Listen to Yourself, not Your Audience – Interview with Reznick Boxing

20 Nov, 2019

In our interview series, we talked with YouTube artist Reznick, about his boxing mixtapes channel. The editor explains how to find great ideas for your videos and why you shouldn’t always take your audience’s requests.

By Karlo Krznaric

Who is Reznick, and how did he fall in love with boxing?

I’m a businessman from Chicago who dabbles in creative content. 

My interest in boxing started with a Muhammad Ali Youtube binge. I loved watching his interviews and highlights. His videos lead me to people like Jack Johnson, Rocky Marciano, and countless other great fighters in the rich history of boxing. I always found it cool how they all had their own styles and stories. One thing I really like is how the sport hasn’t changed much for a very long time, and you can sort of compare athletes from 100 years ago to the ones today. It carries this contemporary relevance in its history, and I’m drawn to that. Most things in the past are worse than their modern counterparts, but not in boxing. It gives it a sense of legendary reverence you don’t often find. 

Reznick himself!

How did you start making videos? 

I started for a very simple reason: I had videos in my mind that I desperately wanted to see. And nobody else would make them (no matter how much I begged in the comments section). Frustrated, I decided to make the videos myself. With no editing experience, I made my first video. I uploaded it to YouTube, didn’t tell anyone about it, and earned 3,000 views in the first week. But even better than the views, is that I finally had that video I saw in my mind. And I could watch it whenever I wanted. We all have vivid ideas in our minds that never materialize, but in this case it did. 

How long did it take you to get good at video editing?

Honestly, I don’t consider myself a good editor, and I don’t think I ever will be. The truth is, I lack mechanics and precision. I make countless mistakes. I’m good at finding the essence of an idea, and conveying it accurately. It could trick you into thinking it’s good editing, but it’s really just staying true to the vision. And I think that overshadows the imprecision. The idea to me is more important than the craftsmanship. I hardly use effects and fancy techniques. Editing to me is a means to an end. You gotta do it to get that video you want. 

What would be the mission of Reznick Boxing?

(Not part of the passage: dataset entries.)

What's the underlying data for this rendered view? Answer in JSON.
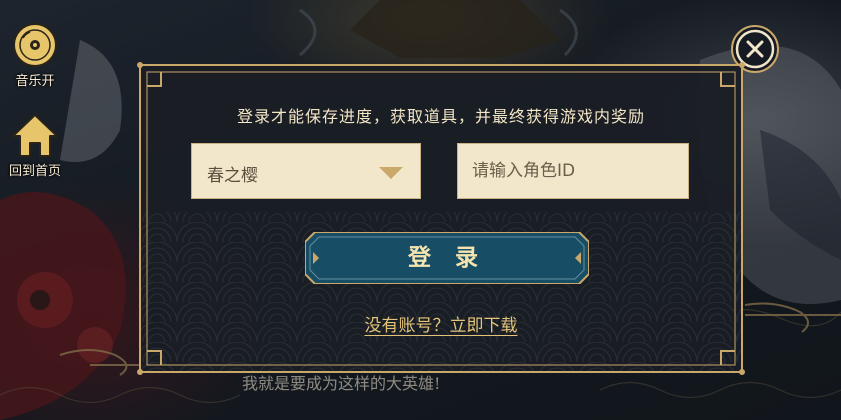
{
  "sidebar": {
    "music_label": "音乐开",
    "home_label": "回到首页"
  },
  "background": {
    "caption": "我就是要成为这样的大英雄!"
  },
  "dialog": {
    "instruction": "登录才能保存进度，获取道具，并最终获得游戏内奖励",
    "server_select_value": "春之樱",
    "role_id_placeholder": "请输入角色ID",
    "login_button_label": "登 录",
    "register_link_label": "没有账号？立即下载"
  },
  "colors": {
    "frame_gold": "#c9a86a",
    "dialog_bg": "#1a1d24",
    "input_bg": "#f3e7cb",
    "button_teal": "#174e66",
    "link_gold": "#e4c479"
  },
  "icons": {
    "music": "music-disc-icon",
    "home": "home-icon",
    "close": "close-icon",
    "dropdown": "dropdown-arrow-icon"
  }
}
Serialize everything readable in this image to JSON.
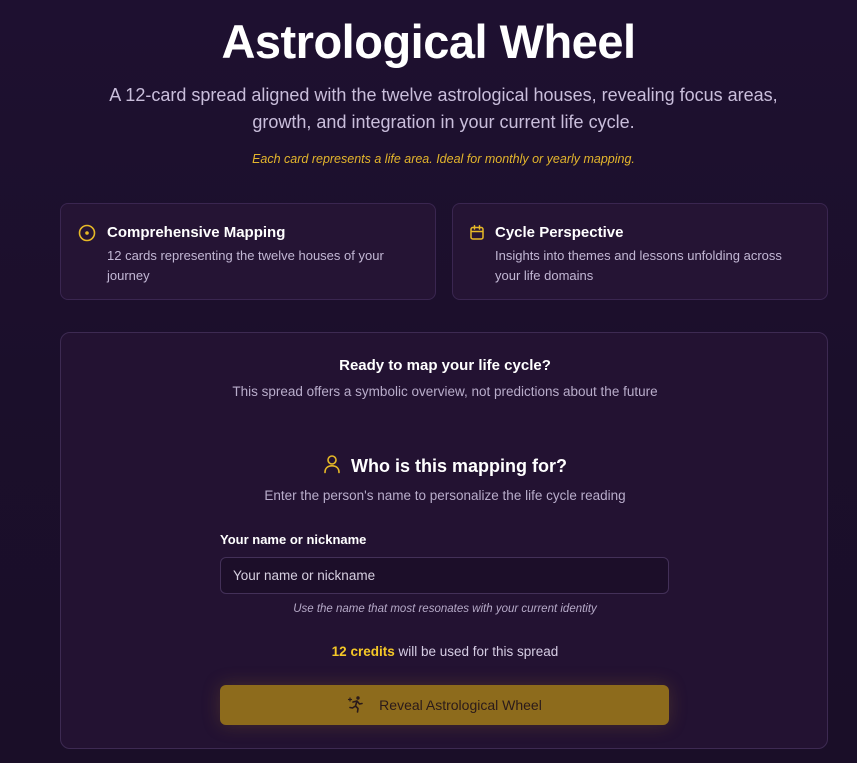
{
  "header": {
    "title": "Astrological Wheel",
    "subtitle": "A 12-card spread aligned with the twelve astrological houses, revealing focus areas, growth, and integration in your current life cycle.",
    "note": "Each card represents a life area. Ideal for monthly or yearly mapping."
  },
  "features": [
    {
      "icon": "target-circle-icon",
      "title": "Comprehensive Mapping",
      "description": "12 cards representing the twelve houses of your journey"
    },
    {
      "icon": "calendar-icon",
      "title": "Cycle Perspective",
      "description": "Insights into themes and lessons unfolding across your life domains"
    }
  ],
  "panel": {
    "ready_title": "Ready to map your life cycle?",
    "ready_subtitle": "This spread offers a symbolic overview, not predictions about the future",
    "who_icon": "user-icon",
    "who_title": "Who is this mapping for?",
    "who_subtitle": "Enter the person's name to personalize the life cycle reading",
    "field_label": "Your name or nickname",
    "input_value": "",
    "input_placeholder": "Your name or nickname",
    "helper_text": "Use the name that most resonates with your current identity",
    "credits_amount": "12 credits",
    "credits_text": " will be used for this spread",
    "button_icon": "sparkle-figure-icon",
    "button_label": "Reveal Astrological Wheel"
  },
  "colors": {
    "background": "#1c0f2c",
    "accent_gold": "#f5c827",
    "button_bg": "#8d6b1c",
    "card_bg": "#251434"
  }
}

There’s always this temptation to have some grand goal when making things. But the only goal should be to make a good product. At the end of the day, no matter how noble your cause is, people have to enjoy it. 

Where do you find inspiration and what does your creative process look like? 

I really try not to force video ideas. The nice thing about doing this as a hobby is that there is no pressure.  Which means I never have to make something I never really wanted to make.

My process usually starts with hearing a song. It could be at a restaurant, on my headphones, or wherever. Sometimes a certain song evokes an image of a certain boxer. Which is typically the spark.  Then it’s a lot of grokking. I’ll imagine specific images to go with certain parts of the song. Sometimes I don’t even know if the exact footage I have in mind exists, but I always find something that fits. And of course there’s a lot of refining.  Just constantly carving away until it feels right. 

How long does it take you to make a video?

Every video is different and takes on its own story. Sometimes I’ll have to spend hours looking for the right 2 second clip to fit a certain part of the video. Other times everything works in harmony, and I just fly through it in days. 

For every video I’ve uploaded, there is one or two that have been shelved. 

Do you monetize your content? 

I do not monetize my channel and my videos. I often use third party music, which is necessary to make the best video possible. I don’t want to sacrifice that. I’m blessed with other opportunities in life to make an income with. Which allows me to create the best product possible on youtube. 

The views, subscriber milestones, the numbers, never mattered much to me.  This is an artistic hobby, it’s not my work. The moment I try to growth hack my channel, it’ll tamper with the quality. It won’t be true to itself. And at that point, why do it?

The work on my channel has led to some really exciting opportunities, and hopefully I can share more details soon. 

What advice would you have for YouTubers at the beginning of their careers?

Only make videos you’re truly dying to see. There’s a good chance others want to see it too.

Check out more of Reznick’s brilliant videos:

Karlo Krznaric

Karlo is a public speaking and communication coach and author of the book "Joy of Public Speaking". He is also the master of ceremony at Smartlike